11 May 2021

Commodity gains restrain dollar ahead of inflation data

The dollar hovered near multi-month lows on Tuesday with lofty commodity prices lending support to exporters’ currencies, though caution about U.S. inflation bringing forward rate rises kept the greenback from sliding.

The resource-sensitive Australian dollar sat by Monday’s two-month high and was steady around $0.7831. The similarly exposed Canadian currency, which hit an almost four-year high on Monday, held at C$1.2096 per dollar. The New Zealand dollar traded near its highest since February.

Sterling was also perched near its highest since March on the dollar and strongest since early April on the euro, as investors cheered forthcoming lockdown easing and receding risks of another Scottish independence referendum.

However further moves were kept in check by looming U.S. consumer price figures due on Wednesday, as traders worry that a big number might prompt the Fed to wind back monetary policy support sooner than expected.

Appearances later on Tuesday from U.S. Federal Reserve members John Williams, at 1430 GMT, and Lael Brainard, at 1600 GMT, will be parsed for clues as to central bank thinking.

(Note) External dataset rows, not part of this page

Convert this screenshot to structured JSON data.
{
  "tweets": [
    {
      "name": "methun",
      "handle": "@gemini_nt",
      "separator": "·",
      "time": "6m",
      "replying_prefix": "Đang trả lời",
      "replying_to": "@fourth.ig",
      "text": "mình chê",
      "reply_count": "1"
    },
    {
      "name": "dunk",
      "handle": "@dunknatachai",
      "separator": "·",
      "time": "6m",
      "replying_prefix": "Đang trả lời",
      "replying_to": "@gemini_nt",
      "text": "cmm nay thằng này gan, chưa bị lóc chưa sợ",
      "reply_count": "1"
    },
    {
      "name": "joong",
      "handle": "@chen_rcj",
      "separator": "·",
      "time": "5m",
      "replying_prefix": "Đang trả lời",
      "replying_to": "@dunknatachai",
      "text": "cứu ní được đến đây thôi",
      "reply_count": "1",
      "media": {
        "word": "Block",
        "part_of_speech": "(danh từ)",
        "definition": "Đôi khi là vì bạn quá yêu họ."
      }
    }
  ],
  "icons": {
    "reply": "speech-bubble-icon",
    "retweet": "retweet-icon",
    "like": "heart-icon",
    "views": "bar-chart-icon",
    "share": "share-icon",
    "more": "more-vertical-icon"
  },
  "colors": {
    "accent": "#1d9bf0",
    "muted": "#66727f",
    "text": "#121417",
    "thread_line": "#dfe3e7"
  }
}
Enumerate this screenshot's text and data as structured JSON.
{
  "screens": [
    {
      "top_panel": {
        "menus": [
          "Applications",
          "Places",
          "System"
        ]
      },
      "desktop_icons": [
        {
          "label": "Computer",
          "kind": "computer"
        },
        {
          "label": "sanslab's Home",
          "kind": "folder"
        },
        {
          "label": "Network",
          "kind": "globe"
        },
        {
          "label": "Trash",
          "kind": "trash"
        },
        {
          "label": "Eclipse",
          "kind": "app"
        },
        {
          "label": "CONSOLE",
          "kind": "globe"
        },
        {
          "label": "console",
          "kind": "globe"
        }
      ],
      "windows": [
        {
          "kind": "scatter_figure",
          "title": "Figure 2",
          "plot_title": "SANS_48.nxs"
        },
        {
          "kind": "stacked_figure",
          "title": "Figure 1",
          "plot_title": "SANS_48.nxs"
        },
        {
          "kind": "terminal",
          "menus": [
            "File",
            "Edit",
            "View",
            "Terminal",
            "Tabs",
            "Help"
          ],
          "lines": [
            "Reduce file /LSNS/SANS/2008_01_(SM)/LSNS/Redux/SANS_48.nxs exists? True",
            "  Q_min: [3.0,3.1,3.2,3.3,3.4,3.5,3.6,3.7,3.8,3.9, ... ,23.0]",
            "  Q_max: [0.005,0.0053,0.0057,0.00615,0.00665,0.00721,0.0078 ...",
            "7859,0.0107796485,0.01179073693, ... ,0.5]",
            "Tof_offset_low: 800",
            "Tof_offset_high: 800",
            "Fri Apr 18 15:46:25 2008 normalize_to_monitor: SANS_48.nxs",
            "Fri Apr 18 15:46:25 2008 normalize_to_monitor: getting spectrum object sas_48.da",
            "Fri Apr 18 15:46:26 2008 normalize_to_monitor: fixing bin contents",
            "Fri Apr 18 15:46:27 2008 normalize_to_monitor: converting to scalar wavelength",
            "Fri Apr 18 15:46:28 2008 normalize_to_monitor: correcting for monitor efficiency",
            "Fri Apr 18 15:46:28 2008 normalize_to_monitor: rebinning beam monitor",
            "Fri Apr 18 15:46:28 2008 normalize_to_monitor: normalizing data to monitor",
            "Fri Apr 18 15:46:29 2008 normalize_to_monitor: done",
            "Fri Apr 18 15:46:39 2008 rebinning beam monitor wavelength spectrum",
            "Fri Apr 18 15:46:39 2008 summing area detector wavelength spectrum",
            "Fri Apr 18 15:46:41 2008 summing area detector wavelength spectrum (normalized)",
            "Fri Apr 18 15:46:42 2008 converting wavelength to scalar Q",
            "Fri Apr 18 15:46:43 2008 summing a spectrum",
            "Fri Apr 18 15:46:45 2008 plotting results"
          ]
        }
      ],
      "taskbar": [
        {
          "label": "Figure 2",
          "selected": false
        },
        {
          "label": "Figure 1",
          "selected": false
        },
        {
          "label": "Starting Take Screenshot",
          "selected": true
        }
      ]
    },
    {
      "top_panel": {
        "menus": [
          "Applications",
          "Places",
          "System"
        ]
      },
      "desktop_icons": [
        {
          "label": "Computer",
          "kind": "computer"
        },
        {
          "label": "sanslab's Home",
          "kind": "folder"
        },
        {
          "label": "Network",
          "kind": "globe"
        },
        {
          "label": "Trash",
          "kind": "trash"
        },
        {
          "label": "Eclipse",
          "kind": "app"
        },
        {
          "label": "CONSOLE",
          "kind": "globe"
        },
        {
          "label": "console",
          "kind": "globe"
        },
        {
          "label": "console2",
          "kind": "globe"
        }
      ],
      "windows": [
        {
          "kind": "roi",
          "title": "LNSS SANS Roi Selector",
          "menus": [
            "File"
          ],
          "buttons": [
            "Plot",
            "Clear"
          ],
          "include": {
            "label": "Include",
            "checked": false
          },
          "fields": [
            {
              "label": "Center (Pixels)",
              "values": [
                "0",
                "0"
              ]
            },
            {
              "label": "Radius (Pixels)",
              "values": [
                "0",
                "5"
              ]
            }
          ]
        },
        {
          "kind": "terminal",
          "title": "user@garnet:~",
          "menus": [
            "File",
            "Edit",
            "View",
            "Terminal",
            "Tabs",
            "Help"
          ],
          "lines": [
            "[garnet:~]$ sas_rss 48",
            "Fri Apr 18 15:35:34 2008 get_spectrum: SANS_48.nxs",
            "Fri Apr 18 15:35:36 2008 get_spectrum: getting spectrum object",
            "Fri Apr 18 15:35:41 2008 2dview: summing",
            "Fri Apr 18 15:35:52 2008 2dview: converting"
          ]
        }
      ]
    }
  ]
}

The euro was broadly steady at $1.2142 after hitting a two-month top on Monday and the yen held at 108.81 per dollar.

The South Korean won and Taiwan dollar fell, however, along with declines in their tech-heavy stock markets and a broader selloff in growth stocks on Wall Street and in Asia on inflation concerns.

“There are a lot of cross currents,” said Bank of Singapore currency analyst Moh Siong Sim, as surging commodity prices on one hand lift commodity currencies and on the other add to the inflationary pressure that has got risk assets jittery.

“The big question is whether the Fed can be comfortable staying dovish,” he said. “If inflation rises more than the Fed expects…what happens to the Fed then?”


Markets expect U.S. year-on-year inflation to hit 3.6% in April, juiced by the base effect of a pandemic year contraction.

But investors seem increasingly at odds with policymakers over whether that sort of price growth will persist, and drove up U.S. five-year breakevens – a measure of inflation expectations – to a decade-high 2.717% on Monday.

Fed Chair Jerome Powell has shown every sign of staying patient on policy, even if the economy runs hot. However Dallas Fed President Robert Kaplan caused a stir last month by calling for beginning to talk about tapering, and there are growing signs that prices could keep rising at a clip if unchecked.

The sharpest rise in China’s factory gate prices in more than three years is the latest signal that soaring commodity costs are headed down the supply chain to end consumers.

China’s producer price index in April rose 6.8% from a year earlier, official data showed, ahead of a 6.5% rise tipped by a Reuters poll of analysts.

Even more pressure is still to come as the full implications of a global chip shortage work their way through production lines, said Iris Pang, chief China economist at ING.

“Even bags that do not have a chip in them, use chips in the process of production,” she said. “This chip inflation may be passed on to consumers and result in a faster CPI growth rate if the chip shortage persists.”

Profit taking pulled copper and lumber from record peaks, but iron ore has continued to forge ahead and currencies linked to the booming prices mostly hung on to gains. The Canadian dollar is within striking distance of a six-year peak and copper exporter Chile’s peso held near its best since 2019.